Food Column: Learning about sustainable techniques
I often marvel at how hard my parents worked to put food on the table as they raised us five kids. Of course we were all required to help whether that was planting and weeding the garden, cleaning veggies or even butchering chickens.
There were many times I can recall my mother sweeping her hand over the meal and announcing “Everything on this table, except for the salt and pepper, was grown right here.”
In retrospect, these meals were delectable and more than likely included a home grown chicken, cooked to golden perfection on a grill rotisserie; a steaming bowl of green beans; creamy white potatoes mounded high in a bowl and usually strawberries or some other fruit for dessert.
As kids we would acknowledge Mom’s comment with a “yeah, yeah,” as we plowed into the food, never really giving much credence to the significance of the meal before us. We all thought everyone ate this way. But as I have come to find out, we were very fortunate to have this healthy food available right outside our own back door.
I was thinking about that phenomenon when I walked into the fourth annual Sustainability Fair last Tuesday. It was held in the ArtStart building in downtown Rhinelander and I always look forward to this event with great anticipation.
That’s because a lot of the exhibitors have the same mind set when it comes to growing and producing healthy foods and products that are good for our bodies as well as our environment. Every year, this fair gets bigger and better and last Tuesday was no exception.
I sampled some awesome goat cheese made at the Hillbilly Hollow Farm; a friendly young lad participating in the Farm to School program at Northland Pines gave me a free packet of turnip seeds for my own garden, and I had a real interesting conversation with Esther Dolphin who was promoting her Naked Acres Farm where organic vegetables, meat and eggs are produced. There were booths demonstrating environmental friendly cleaning supplies and products for the home; organic skin care products; native plant demonstrations and even live bees at the Oneida County Beekeepers booth.
Unique and eye opening ideas abound at these types of fairs and I learned a lot as I perused the booths. One idea came from Rhinelander resident Jim Sholz who was showing visitors how to preserve food in a very unique way by using a clay chimney flue. I was more than interested as Jim demonstrated how he buried the flue up to its top then filled it with apples, carrots and other root vegetables. The flue is then covered with a piece of insulation and then hay, straw or a layer of thick leaves is mounded over that.
“All winter long you can go out and use the vegetables stored like this,” he said. “They keep right into the spring months.”
I was impressed with Jim as he showed me carrots that looked like they had just been harvested and apples with hardly a wrinkle.
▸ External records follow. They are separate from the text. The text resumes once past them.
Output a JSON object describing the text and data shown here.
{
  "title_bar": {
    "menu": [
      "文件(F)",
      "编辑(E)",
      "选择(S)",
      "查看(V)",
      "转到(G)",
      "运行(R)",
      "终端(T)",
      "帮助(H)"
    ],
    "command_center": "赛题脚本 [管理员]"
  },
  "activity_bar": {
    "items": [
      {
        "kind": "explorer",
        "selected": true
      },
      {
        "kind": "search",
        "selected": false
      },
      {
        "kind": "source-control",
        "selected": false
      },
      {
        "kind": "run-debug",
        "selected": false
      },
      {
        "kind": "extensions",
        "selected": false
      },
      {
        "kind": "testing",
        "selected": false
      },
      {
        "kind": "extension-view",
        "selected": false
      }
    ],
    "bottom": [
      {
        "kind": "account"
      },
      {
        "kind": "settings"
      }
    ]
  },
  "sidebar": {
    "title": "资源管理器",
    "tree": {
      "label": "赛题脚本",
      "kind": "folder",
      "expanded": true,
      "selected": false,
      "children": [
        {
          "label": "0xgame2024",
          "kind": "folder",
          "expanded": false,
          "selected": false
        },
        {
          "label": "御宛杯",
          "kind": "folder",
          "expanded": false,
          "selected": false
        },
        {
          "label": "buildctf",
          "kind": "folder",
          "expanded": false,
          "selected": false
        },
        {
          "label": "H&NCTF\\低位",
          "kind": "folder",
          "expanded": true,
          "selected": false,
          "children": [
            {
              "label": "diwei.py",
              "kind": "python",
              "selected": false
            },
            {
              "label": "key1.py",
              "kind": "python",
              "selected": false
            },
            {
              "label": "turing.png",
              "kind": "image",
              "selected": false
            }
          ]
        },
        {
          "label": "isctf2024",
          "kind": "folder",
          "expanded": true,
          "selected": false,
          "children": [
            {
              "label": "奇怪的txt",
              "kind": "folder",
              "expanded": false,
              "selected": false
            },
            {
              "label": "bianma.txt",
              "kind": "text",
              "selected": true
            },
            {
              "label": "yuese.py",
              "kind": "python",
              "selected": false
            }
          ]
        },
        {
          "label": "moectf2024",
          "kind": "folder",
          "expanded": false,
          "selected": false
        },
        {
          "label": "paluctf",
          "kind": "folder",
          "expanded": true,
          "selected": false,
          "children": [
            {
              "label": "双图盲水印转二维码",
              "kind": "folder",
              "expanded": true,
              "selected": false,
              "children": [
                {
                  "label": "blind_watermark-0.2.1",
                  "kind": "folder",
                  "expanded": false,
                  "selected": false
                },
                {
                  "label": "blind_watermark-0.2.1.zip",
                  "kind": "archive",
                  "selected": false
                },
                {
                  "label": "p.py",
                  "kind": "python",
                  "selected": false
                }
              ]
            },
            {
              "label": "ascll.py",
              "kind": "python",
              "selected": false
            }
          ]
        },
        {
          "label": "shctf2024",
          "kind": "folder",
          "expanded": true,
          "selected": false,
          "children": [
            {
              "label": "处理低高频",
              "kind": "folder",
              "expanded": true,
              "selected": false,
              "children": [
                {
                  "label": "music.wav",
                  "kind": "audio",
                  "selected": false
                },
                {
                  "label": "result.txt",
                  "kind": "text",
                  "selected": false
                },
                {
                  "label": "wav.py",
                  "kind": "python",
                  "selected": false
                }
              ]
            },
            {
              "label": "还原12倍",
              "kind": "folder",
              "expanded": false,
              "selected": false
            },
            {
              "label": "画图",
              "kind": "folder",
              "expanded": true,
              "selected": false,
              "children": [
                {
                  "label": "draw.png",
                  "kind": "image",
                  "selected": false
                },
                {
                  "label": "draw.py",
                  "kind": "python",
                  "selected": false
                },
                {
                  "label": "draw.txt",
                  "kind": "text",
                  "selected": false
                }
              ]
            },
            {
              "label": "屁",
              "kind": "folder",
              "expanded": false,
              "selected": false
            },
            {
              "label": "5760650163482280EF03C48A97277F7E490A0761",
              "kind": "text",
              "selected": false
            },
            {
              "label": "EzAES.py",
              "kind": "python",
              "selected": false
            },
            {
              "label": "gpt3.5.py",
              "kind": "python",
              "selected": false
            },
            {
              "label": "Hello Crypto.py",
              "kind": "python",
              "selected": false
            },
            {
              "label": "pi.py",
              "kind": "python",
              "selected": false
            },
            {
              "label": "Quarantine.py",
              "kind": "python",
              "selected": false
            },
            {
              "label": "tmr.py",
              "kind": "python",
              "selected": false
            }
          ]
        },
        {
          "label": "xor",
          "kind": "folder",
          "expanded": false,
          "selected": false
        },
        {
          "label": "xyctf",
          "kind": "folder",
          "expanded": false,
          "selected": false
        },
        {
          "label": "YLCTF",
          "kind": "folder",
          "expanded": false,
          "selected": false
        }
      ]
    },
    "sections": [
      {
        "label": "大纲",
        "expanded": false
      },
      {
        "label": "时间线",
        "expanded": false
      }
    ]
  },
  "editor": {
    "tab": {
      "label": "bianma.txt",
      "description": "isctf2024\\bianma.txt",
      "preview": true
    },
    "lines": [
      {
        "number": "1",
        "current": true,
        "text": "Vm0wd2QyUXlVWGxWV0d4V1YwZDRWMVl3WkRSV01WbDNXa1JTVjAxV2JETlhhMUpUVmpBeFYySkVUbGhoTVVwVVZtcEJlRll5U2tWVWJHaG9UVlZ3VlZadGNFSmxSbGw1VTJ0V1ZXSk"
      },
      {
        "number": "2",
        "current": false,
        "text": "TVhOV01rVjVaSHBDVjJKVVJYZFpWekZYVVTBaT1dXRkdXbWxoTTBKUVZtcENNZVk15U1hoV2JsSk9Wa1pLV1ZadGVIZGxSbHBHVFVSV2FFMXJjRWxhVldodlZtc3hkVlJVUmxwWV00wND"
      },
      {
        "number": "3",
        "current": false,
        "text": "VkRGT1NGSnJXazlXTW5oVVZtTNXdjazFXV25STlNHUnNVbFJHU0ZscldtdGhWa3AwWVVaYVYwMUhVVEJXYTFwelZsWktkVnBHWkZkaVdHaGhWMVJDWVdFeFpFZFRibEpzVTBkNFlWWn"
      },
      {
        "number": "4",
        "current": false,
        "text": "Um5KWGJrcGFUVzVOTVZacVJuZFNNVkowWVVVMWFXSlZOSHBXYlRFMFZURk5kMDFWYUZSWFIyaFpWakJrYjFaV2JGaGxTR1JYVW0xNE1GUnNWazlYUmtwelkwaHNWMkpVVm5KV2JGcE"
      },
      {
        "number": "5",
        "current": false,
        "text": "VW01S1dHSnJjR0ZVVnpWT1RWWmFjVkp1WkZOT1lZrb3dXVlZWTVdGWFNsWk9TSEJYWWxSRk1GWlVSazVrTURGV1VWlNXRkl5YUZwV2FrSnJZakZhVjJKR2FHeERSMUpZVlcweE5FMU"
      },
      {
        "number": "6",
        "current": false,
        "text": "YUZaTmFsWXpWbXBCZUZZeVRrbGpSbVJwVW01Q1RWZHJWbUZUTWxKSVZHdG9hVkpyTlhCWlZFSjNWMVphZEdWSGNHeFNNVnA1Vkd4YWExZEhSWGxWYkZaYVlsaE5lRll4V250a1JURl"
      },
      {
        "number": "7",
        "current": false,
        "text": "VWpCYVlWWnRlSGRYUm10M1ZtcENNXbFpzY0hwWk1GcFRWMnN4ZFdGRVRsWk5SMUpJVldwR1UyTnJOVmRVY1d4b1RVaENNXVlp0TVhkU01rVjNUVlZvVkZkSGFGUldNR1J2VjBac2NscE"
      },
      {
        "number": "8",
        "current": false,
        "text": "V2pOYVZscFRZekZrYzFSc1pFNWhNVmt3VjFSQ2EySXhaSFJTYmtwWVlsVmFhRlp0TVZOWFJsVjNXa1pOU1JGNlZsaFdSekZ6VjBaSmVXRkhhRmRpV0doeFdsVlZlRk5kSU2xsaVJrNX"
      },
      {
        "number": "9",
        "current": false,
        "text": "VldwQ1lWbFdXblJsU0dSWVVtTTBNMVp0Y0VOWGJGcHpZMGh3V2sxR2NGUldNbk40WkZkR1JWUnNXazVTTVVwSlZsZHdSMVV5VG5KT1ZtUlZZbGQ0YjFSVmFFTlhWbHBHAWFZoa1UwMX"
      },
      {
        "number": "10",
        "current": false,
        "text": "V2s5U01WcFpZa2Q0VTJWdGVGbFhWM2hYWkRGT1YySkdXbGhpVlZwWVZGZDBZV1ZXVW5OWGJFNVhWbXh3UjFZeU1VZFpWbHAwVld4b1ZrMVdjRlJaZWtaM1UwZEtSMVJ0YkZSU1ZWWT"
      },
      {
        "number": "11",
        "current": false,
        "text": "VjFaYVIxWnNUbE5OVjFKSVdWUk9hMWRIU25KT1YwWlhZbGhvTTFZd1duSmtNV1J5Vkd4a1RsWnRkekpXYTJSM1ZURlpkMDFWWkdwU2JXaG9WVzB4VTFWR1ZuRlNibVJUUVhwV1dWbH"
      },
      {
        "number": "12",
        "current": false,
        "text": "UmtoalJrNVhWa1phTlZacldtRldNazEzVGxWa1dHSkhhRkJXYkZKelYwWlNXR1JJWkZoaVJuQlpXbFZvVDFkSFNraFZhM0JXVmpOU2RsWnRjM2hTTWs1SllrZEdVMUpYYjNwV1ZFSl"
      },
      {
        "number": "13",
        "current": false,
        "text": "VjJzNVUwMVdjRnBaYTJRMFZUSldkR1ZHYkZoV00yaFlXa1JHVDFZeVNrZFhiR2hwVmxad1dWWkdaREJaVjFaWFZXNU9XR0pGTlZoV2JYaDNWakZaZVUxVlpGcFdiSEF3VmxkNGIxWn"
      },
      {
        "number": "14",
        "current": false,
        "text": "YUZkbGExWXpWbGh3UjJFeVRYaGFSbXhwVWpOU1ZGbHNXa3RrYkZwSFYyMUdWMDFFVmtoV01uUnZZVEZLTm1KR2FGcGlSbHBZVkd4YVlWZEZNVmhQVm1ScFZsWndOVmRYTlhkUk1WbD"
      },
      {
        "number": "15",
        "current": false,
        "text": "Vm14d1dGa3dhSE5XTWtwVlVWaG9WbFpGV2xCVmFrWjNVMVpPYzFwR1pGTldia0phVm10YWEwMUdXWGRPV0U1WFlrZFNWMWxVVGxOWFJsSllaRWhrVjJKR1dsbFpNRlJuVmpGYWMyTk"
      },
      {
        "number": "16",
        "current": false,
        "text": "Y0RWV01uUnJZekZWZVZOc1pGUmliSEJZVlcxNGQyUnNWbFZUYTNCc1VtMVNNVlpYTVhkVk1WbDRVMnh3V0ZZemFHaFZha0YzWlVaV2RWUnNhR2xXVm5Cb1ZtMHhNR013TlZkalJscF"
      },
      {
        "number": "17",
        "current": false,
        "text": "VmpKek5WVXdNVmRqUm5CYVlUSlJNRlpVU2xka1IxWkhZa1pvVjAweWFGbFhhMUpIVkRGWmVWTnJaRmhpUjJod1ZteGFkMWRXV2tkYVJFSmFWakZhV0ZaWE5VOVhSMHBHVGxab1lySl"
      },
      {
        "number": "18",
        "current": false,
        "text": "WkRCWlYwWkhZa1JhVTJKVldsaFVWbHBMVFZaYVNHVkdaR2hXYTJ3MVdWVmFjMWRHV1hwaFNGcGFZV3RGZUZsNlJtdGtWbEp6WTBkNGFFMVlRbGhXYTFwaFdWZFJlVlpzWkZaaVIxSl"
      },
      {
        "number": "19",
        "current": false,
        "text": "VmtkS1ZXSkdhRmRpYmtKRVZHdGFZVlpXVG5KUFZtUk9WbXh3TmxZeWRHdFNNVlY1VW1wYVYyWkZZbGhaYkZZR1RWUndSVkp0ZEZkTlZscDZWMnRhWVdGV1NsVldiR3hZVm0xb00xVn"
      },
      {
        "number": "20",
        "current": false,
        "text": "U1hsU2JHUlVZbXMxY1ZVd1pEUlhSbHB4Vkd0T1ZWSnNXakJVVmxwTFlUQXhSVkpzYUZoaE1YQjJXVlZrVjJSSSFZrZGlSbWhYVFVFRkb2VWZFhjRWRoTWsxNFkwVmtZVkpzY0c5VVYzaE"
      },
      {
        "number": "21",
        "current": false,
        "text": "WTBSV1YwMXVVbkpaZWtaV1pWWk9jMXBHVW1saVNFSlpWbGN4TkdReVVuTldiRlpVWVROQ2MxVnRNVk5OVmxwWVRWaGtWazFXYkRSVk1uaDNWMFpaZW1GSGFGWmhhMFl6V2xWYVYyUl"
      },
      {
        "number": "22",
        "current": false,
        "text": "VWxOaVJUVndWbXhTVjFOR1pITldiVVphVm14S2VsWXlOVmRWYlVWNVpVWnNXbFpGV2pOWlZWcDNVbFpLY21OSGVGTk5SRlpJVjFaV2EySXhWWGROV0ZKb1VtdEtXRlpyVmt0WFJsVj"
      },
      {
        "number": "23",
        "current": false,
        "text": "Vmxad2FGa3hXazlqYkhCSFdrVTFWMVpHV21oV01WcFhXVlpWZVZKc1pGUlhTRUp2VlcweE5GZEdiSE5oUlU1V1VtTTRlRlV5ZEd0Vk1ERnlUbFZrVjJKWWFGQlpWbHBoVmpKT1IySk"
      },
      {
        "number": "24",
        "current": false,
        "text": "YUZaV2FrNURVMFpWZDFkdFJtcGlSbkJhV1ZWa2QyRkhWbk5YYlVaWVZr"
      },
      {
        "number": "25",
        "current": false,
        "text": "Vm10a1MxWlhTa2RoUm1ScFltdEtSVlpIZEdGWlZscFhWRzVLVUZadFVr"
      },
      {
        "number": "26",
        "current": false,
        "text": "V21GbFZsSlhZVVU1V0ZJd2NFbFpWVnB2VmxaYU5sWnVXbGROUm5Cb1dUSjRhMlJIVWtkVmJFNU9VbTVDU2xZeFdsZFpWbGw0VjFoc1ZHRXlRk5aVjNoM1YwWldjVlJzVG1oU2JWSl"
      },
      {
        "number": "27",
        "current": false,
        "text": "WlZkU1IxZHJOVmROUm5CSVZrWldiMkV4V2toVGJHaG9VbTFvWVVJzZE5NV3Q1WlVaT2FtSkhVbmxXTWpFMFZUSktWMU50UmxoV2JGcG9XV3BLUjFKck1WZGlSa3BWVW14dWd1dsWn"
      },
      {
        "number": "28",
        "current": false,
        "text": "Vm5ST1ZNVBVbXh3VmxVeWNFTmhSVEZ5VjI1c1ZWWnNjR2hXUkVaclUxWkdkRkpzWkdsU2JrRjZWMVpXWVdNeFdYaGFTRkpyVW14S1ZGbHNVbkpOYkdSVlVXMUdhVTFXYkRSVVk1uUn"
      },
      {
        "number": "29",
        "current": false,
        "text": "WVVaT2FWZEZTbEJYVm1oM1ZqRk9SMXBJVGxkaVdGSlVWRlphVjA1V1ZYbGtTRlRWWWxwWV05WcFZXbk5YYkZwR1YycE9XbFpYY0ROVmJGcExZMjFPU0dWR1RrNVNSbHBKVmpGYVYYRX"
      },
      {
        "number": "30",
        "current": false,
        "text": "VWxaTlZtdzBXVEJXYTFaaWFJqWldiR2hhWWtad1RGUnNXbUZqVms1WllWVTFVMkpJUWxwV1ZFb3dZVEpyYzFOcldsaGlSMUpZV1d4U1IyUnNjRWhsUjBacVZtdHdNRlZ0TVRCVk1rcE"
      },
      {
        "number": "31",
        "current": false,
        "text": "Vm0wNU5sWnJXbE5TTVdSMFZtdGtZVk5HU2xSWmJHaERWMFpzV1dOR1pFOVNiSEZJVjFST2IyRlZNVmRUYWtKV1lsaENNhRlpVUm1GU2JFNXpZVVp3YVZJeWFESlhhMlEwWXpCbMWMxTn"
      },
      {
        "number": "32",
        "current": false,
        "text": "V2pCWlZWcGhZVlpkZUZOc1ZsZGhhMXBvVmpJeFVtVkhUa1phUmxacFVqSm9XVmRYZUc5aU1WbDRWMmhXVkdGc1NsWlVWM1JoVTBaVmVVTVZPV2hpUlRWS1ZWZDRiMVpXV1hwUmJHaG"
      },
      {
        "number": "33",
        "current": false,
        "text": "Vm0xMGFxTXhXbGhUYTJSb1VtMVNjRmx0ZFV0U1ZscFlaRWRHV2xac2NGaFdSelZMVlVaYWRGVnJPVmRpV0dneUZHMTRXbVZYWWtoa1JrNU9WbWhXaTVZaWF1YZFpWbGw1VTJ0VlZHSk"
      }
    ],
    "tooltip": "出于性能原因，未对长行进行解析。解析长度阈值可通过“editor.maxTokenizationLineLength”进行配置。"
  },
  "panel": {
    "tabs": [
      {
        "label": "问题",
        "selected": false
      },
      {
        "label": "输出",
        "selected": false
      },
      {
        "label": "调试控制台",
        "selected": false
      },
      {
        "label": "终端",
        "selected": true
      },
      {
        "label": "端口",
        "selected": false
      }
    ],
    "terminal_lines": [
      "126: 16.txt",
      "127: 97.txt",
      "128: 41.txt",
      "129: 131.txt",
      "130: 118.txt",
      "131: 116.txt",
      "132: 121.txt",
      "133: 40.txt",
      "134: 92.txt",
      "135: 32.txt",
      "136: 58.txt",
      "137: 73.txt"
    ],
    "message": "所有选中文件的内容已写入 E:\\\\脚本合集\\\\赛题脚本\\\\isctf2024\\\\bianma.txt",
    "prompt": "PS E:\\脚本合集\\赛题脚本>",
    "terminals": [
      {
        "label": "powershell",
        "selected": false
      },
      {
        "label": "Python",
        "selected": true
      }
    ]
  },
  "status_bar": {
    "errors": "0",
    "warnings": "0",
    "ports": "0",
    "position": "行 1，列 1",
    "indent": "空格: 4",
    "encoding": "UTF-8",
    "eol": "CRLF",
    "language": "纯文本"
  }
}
And I felt like I had made a new friend.
As a kid, I didn’t have any idea that my parents were unknowingly teaching me such important lessons when it came to providing healthy food for the table. We were living a sustainable life, a notion that is thankfully gaining ground in this day and age. I have learned during the years that many times there is good reason to go back to the days when vegetable gardens, no matter how big or small, were the norm and people took a more dedicated role in producing their own food.
I have come to appreciate the satisfying work it took to produce food for our family. Not only did I grow strong on such nourishing sustenance but I learned with a little effort I could also have the satisfaction of announcing, “Everything on this table was produced in my own backyard.”
Garden Stuffed Potatoes
4 large potatoes
2 Tbs. butter
1 small onion, chopped
1 Tbs. olive oil
2 cups cooked broccoli
½ cup ranch style salad dressing
Salt and pepper to taste
2 tsp. dried parsley
Preheat oven to 400 degrees. Pierce the skin of the potatoes with a fork. Bake potatoes until soft. Remove from oven and let cool. Sauté onion in the olive oil until tender then combine with broccoli and salad dressing. Once the potatoes are cool carefully cut off tops horizontally and scoop out potato meat without breaking the skins. Mash thoroughly and combine with broccoli mixture. Brush the outside of the potato skins with oil and then spoon potato mixture into the skins. Arrange stuffed potatoes on a cookie sheet. Bake potatoes for 15 minutes at 400 degrees, or until heated through. Season with salt, pepper, and parsley.